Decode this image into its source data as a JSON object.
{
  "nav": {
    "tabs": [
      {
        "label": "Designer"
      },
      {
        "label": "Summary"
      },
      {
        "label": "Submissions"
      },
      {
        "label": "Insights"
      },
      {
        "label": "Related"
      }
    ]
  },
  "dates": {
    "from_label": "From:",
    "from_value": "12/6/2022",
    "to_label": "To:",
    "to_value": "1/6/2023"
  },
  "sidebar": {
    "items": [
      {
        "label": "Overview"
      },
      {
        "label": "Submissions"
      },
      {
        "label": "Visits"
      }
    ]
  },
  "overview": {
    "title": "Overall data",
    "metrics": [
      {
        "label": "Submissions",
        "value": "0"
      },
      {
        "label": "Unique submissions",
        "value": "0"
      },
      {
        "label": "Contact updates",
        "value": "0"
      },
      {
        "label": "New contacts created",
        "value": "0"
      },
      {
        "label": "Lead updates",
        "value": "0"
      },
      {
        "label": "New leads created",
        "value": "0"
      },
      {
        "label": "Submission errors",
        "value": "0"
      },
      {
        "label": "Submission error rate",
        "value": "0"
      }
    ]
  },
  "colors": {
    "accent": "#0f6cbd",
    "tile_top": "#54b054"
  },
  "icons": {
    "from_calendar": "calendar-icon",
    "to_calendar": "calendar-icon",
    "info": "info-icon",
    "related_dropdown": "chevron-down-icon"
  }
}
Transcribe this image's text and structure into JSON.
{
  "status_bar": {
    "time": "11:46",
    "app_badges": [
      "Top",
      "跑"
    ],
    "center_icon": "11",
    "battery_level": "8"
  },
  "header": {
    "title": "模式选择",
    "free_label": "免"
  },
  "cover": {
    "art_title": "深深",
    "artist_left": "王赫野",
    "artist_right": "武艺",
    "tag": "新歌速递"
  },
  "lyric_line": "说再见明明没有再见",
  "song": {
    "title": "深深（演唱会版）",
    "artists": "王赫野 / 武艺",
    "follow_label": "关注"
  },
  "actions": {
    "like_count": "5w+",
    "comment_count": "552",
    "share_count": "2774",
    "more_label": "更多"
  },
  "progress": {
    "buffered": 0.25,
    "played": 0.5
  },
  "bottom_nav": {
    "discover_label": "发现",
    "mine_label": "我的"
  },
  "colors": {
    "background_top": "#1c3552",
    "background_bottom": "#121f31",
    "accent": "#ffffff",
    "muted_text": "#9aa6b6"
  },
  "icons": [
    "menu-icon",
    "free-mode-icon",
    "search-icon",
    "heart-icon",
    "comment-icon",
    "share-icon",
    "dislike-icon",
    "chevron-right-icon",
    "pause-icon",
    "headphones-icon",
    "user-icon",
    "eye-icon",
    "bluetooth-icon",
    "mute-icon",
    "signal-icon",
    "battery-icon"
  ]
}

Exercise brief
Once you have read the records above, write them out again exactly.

Solution to the exercise
Decode this image into its source data as a JSON object.
{
  "nav": {
    "tabs": [
      {
        "label": "Designer"
      },
      {
        "label": "Summary"
      },
      {
        "label": "Submissions"
      },
      {
        "label": "Insights"
      },
      {
        "label": "Related"
      }
    ]
  },
  "dates": {
    "from_label": "From:",
    "from_value": "12/6/2022",
    "to_label": "To:",
    "to_value": "1/6/2023"
  },
  "sidebar": {
    "items": [
      {
        "label": "Overview"
      },
      {
        "label": "Submissions"
      },
      {
        "label": "Visits"
      }
    ]
  },
  "overview": {
    "title": "Overall data",
    "metrics": [
      {
        "label": "Submissions",
        "value": "0"
      },
      {
        "label": "Unique submissions",
        "value": "0"
      },
      {
        "label": "Contact updates",
        "value": "0"
      },
      {
        "label": "New contacts created",
        "value": "0"
      },
      {
        "label": "Lead updates",
        "value": "0"
      },
      {
        "label": "New leads created",
        "value": "0"
      },
      {
        "label": "Submission errors",
        "value": "0"
      },
      {
        "label": "Submission error rate",
        "value": "0"
      }
    ]
  },
  "colors": {
    "accent": "#0f6cbd",
    "tile_top": "#54b054"
  },
  "icons": {
    "from_calendar": "calendar-icon",
    "to_calendar": "calendar-icon",
    "info": "info-icon",
    "related_dropdown": "chevron-down-icon"
  }
}
Transcribe this image's text and structure into JSON.
{
  "status_bar": {
    "time": "11:46",
    "app_badges": [
      "Top",
      "跑"
    ],
    "center_icon": "11",
    "battery_level": "8"
  },
  "header": {
    "title": "模式选择",
    "free_label": "免"
  },
  "cover": {
    "art_title": "深深",
    "artist_left": "王赫野",
    "artist_right": "武艺",
    "tag": "新歌速递"
  },
  "lyric_line": "说再见明明没有再见",
  "song": {
    "title": "深深（演唱会版）",
    "artists": "王赫野 / 武艺",
    "follow_label": "关注"
  },
  "actions": {
    "like_count": "5w+",
    "comment_count": "552",
    "share_count": "2774",
    "more_label": "更多"
  },
  "progress": {
    "buffered": 0.25,
    "played": 0.5
  },
  "bottom_nav": {
    "discover_label": "发现",
    "mine_label": "我的"
  },
  "colors": {
    "background_top": "#1c3552",
    "background_bottom": "#121f31",
    "accent": "#ffffff",
    "muted_text": "#9aa6b6"
  },
  "icons": [
    "menu-icon",
    "free-mode-icon",
    "search-icon",
    "heart-icon",
    "comment-icon",
    "share-icon",
    "dislike-icon",
    "chevron-right-icon",
    "pause-icon",
    "headphones-icon",
    "user-icon",
    "eye-icon",
    "bluetooth-icon",
    "mute-icon",
    "signal-icon",
    "battery-icon"
  ]
}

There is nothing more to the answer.